Technology is having a greater impact on employee recognition, but outsourced service providers say retaining a personalized approach is still essential.
Employee recognition is usually a personal service, but increasingly technology is playing a greater role in making this a more memorable and satisfying event for the recognized. That’s because not only can technology help make the employee reward more relevant, but also it enables managers to better track and more effectively hand out rewards to boost morale and incentivize positive behavior.
While on-demand software as a service utilized by many vendors offers managers and employees a user-friendly, online interface with which to send and receive recognition in the form of certificates and gifts, these systems must also be careful to preserve a personal touch. Vendors such as Rideau or Globoforce have taken steps in offering guidance to clients on how to use today’s new technology without losing the personal aspects of employee rewards.
“I would stress that we cannot take away the need for personal moments,” added Derek Irvine, vice president of global strategy at Globoforce, whose North American headquarters are based in Southborough, MA. “Managers still have the responsibility to make sure there is a personal recognition moment. We would never try to substitute that.”
Still, technology has made great strides in substituting the paper model, offering HR departments the ability to upload employee information to a database on the back end of a customizable interface or, more commonly, back-end integrate their existing PeopleSoft or SAP systems into this web portal. This approach allows HR organizations to decide to what degree they wish to engage employees on the web site. Some corporations elect to open up a more expansive network across their workforce to allow employees to view the rewards of colleagues in addition to their own, while other organizations opt for a more confidential experience.
The latest advancement in technology is the introduction of single sign-on, which allows employees to access an externally provided employee rewards web site through the employer’s own site without logging in a second time.
Recognition options can range from a manager’s “on the spot” transmission of an E-card to a co-worker, to an employee redeeming stored rewards points for a trip.

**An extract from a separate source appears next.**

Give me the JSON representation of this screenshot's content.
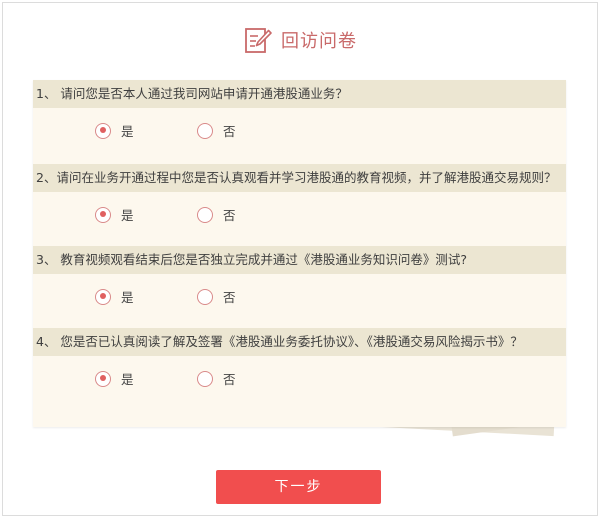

Enhanced technology is also helping to standardize and connect a global workforce by offering the same sites in many languages.
This emphasis on personalized gifts rather than cash has long been recognized in industry studies as more beneficial to rewarding company talent.
“Cash is about compensation, the basic needs in life an employee has—food, eating, housing,” said Irvine. “Recognition is catering to a completely different space—people’s ‘psychic income.’ The most important thing we say to clients is that in building employees’ psychic income, you can’t use the same currency.”
“Studies have shown that that’s negative recognition, for the most part,” added John Mills, executive vice president of business development for global at Rideau. “If [money] doesn’t have recognition tied to it, employees will spend it on things outside of what it was meant to be for.”
Executives in the industry refer to these rewards as “sticky” versus “slippery.” Cash is the forgettable compensation often spent on necessities, while something like a spa weekend or an Xbox video game console is more “sticky” for employees.
It’s this emphasis on gifts that has more companies looking to technology to increase efficiencies. Irvine noted that compared with paper-based systems, web-enabled self-service rewards can lead a cost reduction of 85 to 90 percent. In addition, executives can more easily track the success of these recognition programs in a more standardized way.
“More development and thinking is going into providing executive dashboards,” said Irvine, “where someone at the C-level, sitting at headquarters, can sign in [to the recognition web site] and have a one-page dashboard to see how the recognition program is doing at the moment, how it is recognizing different people around the world based on the values [of the company].”
At the same time, executives can choose how involved they wish to be in the processes, whether that means pulling reports from the back end or waiting for quarterly audits, for example.
Improving employee recognition technology “lets [HR] concentrate on core business, recruitment, and talent,” said Mills, but “clients can also manage programs through the back end and see who’s been using the program. They can see their return on investment coming through.”